Karl Popper, the open society, and the cosmopolitan democratic empire

Published

Book Section

© The Author(s) 2019. In The Open Society, written in New Zealand during WWII, Karl Popper invented the cosmopolitan democratic empire as an antidote to ethnonationalism. Popper, a non-Marxist socialist, protested that the nation-state was a charade and, in his portrayal of classical Athens, merged the images of Austria-Hungary and the British Commonwealth into a utopian democratic empire. The empire was an open society that would provide a home to the assimilated Jewish intelligentsia, which was excluded on racial grounds from the European nation-states. Jews were not to expect, however, recognition of their culture: Assimilation remained the best solution to the Jewish Question. Emerging from Jewish anxiety, Popper’s cosmopolitanism formed a marvelous imperial vision that failed to allay his own fears of antisemitism.

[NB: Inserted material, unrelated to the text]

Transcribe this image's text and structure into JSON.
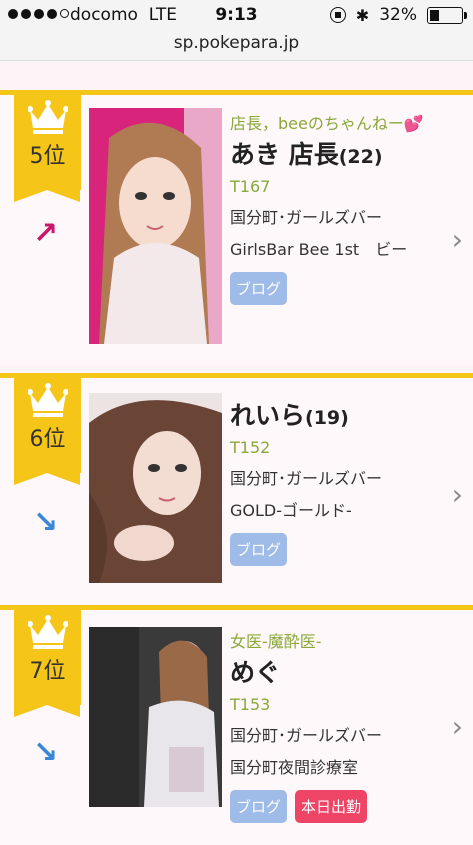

Full Text

Duke Authors

Cited Authors

  • Hacohen, MH

Published Date

  • January 1, 2018

Book Title

  • The Impact of Critical Rationalism: Expanding the Popperian Legacy through the Works of Ian C. Jarvie

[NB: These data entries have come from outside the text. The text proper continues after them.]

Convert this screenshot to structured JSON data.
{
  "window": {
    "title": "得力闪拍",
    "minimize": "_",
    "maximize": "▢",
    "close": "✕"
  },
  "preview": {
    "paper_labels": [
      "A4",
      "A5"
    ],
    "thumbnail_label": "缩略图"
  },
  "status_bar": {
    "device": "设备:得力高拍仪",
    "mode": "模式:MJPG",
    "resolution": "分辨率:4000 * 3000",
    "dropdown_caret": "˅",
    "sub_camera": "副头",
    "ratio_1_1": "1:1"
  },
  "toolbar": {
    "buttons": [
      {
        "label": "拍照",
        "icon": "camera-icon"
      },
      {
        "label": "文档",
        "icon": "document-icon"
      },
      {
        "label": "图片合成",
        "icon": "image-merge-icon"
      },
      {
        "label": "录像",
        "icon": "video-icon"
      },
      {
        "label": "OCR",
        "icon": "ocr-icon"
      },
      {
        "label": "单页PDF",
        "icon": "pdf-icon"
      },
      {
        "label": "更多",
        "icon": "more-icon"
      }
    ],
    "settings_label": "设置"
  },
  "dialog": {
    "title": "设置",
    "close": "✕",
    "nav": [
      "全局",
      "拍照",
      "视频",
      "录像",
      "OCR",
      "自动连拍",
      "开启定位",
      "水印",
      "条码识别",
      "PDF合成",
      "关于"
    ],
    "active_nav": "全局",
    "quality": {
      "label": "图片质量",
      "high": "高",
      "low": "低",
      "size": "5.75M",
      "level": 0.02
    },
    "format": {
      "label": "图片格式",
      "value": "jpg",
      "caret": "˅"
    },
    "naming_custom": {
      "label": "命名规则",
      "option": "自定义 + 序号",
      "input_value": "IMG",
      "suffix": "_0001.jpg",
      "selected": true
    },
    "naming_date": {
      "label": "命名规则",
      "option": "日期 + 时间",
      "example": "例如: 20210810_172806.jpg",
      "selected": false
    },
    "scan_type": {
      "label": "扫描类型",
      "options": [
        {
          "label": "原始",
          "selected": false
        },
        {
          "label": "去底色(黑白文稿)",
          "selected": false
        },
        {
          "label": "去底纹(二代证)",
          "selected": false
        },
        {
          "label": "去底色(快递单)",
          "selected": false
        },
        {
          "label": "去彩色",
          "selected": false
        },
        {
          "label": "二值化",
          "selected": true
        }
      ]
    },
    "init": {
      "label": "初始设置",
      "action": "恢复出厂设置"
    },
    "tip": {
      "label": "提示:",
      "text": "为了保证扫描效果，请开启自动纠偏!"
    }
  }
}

Start / End Page

  • 189 - 205

International Standard Book Number 13 (ISBN-13)

  • 9783319908250

Digital Object Identifier (DOI)

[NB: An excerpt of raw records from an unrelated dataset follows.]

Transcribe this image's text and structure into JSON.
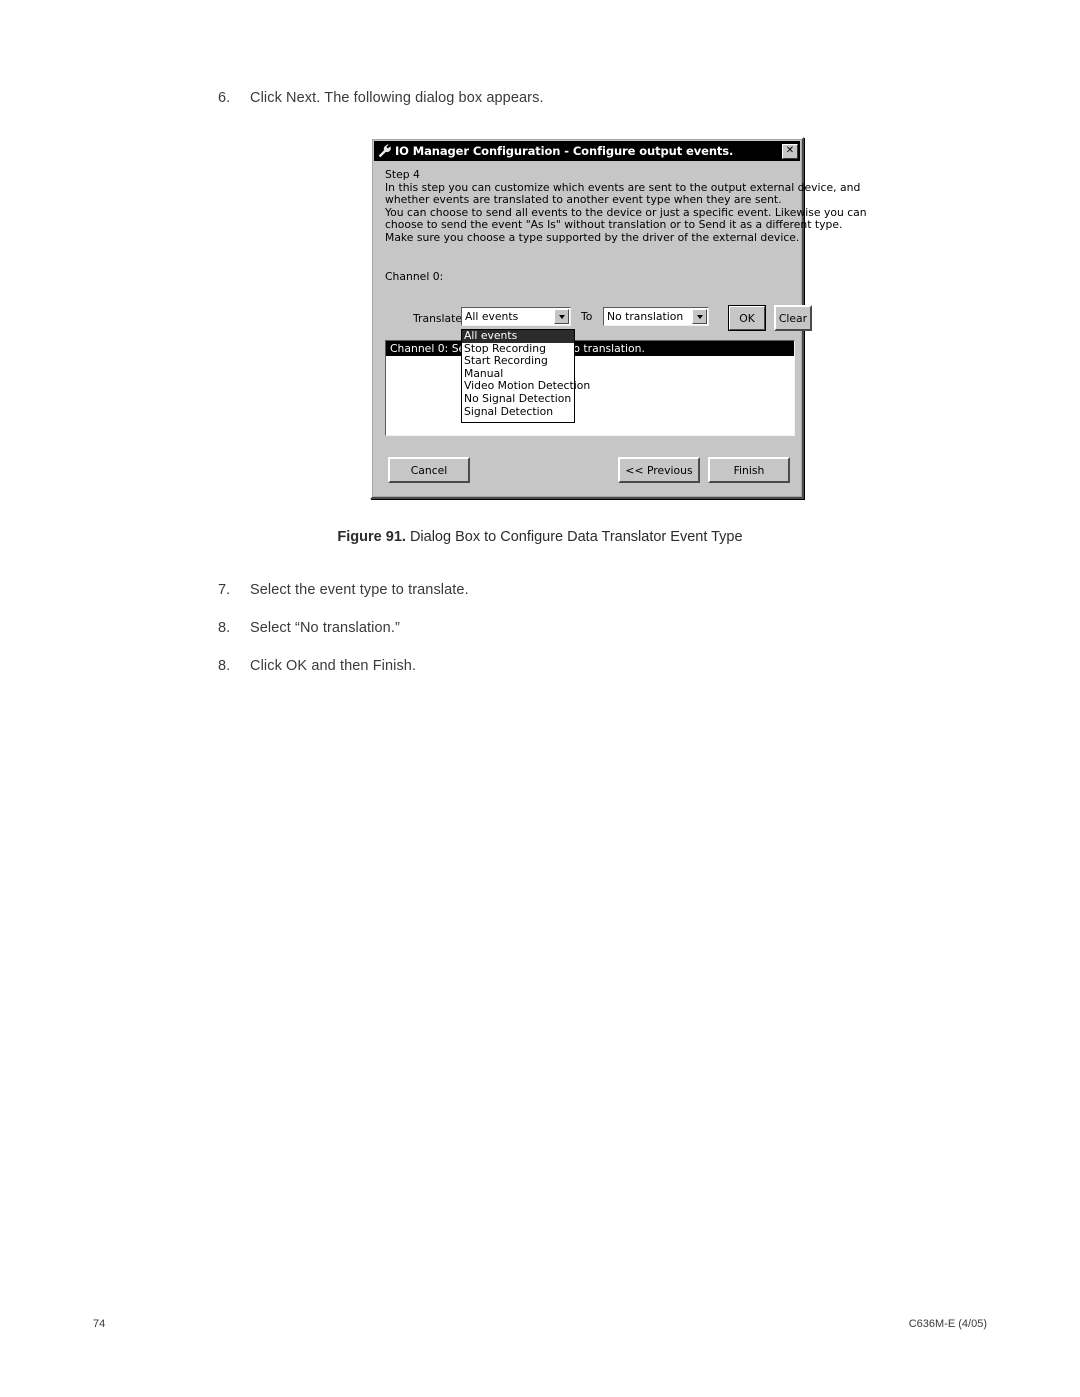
{
  "page": {
    "steps": [
      {
        "num": "6.",
        "text": "Click Next. The following dialog box appears."
      },
      {
        "num": "7.",
        "text": "Select the event type to translate."
      },
      {
        "num": "8.",
        "text": "Select “No translation.”"
      },
      {
        "num": "8.",
        "text": "Click OK and then Finish."
      }
    ],
    "figure_caption": {
      "label": "Figure 91.",
      "text": "Dialog Box to Configure Data Translator Event Type"
    },
    "footer": {
      "page_number": "74",
      "doc_code": "C636M-E (4/05)"
    }
  },
  "dialog": {
    "title": "IO Manager Configuration - Configure output events.",
    "title_icon": "wrench-icon",
    "close_label": "✕",
    "step_heading": "Step 4",
    "body_lines": [
      "In this step you can customize which events are sent to the output external device, and",
      "whether events are translated to another event type when they are sent.",
      "You can choose to send all events to the device or just a specific event. Likewise you can",
      "choose to send the event \"As Is\" without translation or to Send it as a different type.",
      "Make sure you choose a type supported by the driver of the external device."
    ],
    "channel_label": "Channel 0:",
    "translate_label": "Translate",
    "to_label": "To",
    "translate_combo": {
      "value": "All events",
      "options": [
        "All events",
        "Stop Recording",
        "Start Recording",
        "Manual",
        "Video Motion Detection",
        "No Signal Detection",
        "Signal Detection"
      ],
      "selected_index": 0,
      "expanded": true
    },
    "to_combo": {
      "value": "No translation"
    },
    "ok_label": "OK",
    "clear_label": "Clear",
    "summary_row": "Channel 0:  Send All events with No translation.",
    "cancel_label": "Cancel",
    "previous_label": "<< Previous",
    "finish_label": "Finish",
    "colors": {
      "face": "#c6c6c6",
      "titlebar": "#000000",
      "highlight": "#ffffff",
      "shadow": "#4a4a4a",
      "selection": "#2b2b2b"
    }
  }
}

  • 10.1007/978-3-319-90826-7_16

Citation Source

  • Scopus